- _Task goal_: Only lines containing the string "图案填充编辑器" belong in the answer; copy all of them from the entries.
[Data records Boundary: Start]
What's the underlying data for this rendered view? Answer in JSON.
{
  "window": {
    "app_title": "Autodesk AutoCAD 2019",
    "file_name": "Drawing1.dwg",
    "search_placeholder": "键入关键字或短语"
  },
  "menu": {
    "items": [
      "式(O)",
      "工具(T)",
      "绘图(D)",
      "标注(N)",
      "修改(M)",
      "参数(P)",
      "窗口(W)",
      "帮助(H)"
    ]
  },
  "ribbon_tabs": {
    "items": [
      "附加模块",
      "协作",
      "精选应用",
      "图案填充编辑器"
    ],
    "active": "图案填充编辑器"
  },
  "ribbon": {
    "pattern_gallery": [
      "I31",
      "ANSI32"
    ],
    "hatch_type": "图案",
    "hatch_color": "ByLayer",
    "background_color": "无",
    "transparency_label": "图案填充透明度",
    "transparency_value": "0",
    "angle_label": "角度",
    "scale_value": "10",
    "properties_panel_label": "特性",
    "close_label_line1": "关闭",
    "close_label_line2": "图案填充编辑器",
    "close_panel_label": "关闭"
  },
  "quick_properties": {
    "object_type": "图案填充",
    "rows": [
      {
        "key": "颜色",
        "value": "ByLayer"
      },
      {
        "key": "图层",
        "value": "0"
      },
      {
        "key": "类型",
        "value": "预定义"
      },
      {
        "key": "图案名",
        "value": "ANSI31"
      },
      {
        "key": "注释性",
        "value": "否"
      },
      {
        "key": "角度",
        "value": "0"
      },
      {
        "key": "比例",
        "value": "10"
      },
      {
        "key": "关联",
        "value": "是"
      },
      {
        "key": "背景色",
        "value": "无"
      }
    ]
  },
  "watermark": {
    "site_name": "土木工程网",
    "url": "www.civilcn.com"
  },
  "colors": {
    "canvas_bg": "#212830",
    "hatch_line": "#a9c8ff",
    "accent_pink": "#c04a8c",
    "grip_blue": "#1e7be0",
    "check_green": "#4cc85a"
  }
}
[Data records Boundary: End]
- _Answer space_:
      "图案填充编辑器"
    "active": "图案填充编辑器"
    "close_label_line2": "图案填充编辑器",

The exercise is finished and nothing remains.